Right now it looks like my "what can go right"

gauntlet may be paying off. We have come down so far so fast that even the chartists think we have a right shoulder coming.

What I really like about this tape, though was that bogus attempt to get the market down on a

Greenspan

resignation. Whenever I hear that kind of garbage, I know that someone is making a real negative bet and has to lie, cheat, fib, pass on, gossip and ultimately attempt to torpedo the market unnaturally. When raids like that fail -- meaning when they are discovered and found to be fraudulent -- you have trapped shorts who will do anything to cover. Ahhh, a squeeze.

The bears got

nothing good from that 10-year, and they could derive no comfort from the

Beige Book

. That could make life tough for the major ursines.

What truly emboldens me, however, was the hate mail I got about the Cisco quarter. A dozen people emailed me and told me that I did not know what I was talking about and that Cisco's quarter was a mediocre one.

Hah! We follow Cisco the way a good scientist follows a microbe. We have it under the highest force microscope imaginable. We saw nary an electron that was astray here. Nothing. We looked and looked and looked. And then we looked again. Each of us, including Jeff, poolside, but with his Cisco Rolodex.

The conclusion? People are too short, and I don't mean the Randy Newman kind. They are making too many bets against quality names like Cisco.

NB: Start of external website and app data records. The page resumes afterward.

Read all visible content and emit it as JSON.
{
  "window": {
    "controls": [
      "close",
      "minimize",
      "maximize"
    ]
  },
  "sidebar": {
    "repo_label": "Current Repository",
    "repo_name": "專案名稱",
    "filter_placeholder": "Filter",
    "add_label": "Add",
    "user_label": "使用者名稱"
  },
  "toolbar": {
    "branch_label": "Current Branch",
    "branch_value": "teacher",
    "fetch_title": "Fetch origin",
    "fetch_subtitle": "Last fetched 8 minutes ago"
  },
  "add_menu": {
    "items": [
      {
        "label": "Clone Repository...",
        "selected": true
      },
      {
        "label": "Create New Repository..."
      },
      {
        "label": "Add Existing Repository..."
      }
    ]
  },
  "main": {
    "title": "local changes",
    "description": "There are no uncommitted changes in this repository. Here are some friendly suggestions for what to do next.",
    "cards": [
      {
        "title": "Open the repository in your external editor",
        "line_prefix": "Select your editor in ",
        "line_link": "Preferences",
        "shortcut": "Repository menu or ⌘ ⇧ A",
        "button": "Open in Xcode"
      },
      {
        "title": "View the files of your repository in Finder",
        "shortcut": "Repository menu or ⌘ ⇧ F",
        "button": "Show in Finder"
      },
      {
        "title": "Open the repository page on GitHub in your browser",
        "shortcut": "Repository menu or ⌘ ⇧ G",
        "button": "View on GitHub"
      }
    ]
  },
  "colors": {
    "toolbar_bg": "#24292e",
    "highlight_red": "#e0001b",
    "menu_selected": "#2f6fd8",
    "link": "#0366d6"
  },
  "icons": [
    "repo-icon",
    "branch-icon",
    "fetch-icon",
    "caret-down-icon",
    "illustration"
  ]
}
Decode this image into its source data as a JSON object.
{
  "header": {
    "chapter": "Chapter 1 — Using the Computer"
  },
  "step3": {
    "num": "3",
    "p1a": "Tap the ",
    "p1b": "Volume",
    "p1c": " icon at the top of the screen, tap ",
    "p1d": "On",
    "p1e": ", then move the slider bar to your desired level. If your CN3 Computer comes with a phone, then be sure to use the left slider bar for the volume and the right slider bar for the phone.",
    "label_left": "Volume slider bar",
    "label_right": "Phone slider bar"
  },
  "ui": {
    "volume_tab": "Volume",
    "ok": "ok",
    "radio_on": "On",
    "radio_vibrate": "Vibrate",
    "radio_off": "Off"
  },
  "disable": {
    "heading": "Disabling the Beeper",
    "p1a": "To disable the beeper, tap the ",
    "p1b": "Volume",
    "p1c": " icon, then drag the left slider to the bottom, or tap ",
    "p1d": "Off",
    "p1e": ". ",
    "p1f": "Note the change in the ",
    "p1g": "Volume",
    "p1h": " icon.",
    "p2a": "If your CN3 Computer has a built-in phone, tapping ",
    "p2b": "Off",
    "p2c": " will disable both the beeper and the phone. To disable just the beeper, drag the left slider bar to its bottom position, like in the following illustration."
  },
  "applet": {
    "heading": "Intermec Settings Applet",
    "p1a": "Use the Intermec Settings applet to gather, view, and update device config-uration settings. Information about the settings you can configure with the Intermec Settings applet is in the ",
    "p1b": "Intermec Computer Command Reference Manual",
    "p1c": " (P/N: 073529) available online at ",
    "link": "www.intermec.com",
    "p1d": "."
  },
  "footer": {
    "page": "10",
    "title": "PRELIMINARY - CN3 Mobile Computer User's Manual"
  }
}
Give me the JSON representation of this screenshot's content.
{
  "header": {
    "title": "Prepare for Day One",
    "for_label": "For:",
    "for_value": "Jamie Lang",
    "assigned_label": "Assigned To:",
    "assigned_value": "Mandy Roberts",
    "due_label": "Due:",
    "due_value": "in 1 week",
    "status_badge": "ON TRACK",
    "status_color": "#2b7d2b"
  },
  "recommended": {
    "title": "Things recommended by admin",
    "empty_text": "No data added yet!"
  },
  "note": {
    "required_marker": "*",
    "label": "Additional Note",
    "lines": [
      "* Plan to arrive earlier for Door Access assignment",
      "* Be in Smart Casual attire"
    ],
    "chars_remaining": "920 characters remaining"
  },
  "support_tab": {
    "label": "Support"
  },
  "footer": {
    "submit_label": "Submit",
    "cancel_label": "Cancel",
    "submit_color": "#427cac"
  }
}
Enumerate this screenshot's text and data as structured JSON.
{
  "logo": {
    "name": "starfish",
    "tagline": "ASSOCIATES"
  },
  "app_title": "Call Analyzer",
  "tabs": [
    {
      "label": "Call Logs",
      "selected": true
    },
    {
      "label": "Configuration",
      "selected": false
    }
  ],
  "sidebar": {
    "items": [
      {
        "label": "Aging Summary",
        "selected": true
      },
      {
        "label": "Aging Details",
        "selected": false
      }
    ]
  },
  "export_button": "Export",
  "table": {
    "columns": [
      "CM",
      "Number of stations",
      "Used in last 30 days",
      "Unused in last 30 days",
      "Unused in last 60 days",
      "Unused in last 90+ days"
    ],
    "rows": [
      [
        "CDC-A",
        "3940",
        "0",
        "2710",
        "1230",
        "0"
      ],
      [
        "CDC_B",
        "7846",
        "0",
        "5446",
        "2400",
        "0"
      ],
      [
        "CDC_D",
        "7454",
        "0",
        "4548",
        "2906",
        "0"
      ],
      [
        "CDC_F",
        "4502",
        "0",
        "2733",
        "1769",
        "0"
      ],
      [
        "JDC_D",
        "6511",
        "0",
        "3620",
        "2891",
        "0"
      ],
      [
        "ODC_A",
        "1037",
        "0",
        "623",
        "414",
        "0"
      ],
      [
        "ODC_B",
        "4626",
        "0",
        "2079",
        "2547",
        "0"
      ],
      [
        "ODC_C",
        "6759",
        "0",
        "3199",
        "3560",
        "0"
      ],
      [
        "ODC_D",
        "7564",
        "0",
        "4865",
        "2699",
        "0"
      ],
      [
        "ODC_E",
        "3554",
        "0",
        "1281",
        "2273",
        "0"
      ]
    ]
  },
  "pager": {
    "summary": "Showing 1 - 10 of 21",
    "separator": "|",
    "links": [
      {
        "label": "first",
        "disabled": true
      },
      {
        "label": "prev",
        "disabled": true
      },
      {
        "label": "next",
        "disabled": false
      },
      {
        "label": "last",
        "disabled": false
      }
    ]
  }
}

Those bets will fail.

James J. Cramer is manager of a hedge fund and co-founder of TheStreet.com. At time of publication, his fund was long Cisco. His fund often buys and sells securities that are the subject of his columns, both before and after the columns are published, and the positions that his fund takes may change at any time. Under no circumstances does the information in this column represent a recommendation to buy or sell stocks. Cramer's writings provide insights into the dynamics of money management and are not a solicitation for transactions. While he cannot provide investment advice or recommendations, he invites you to comment on his column at

jjcletters@thestreet.com.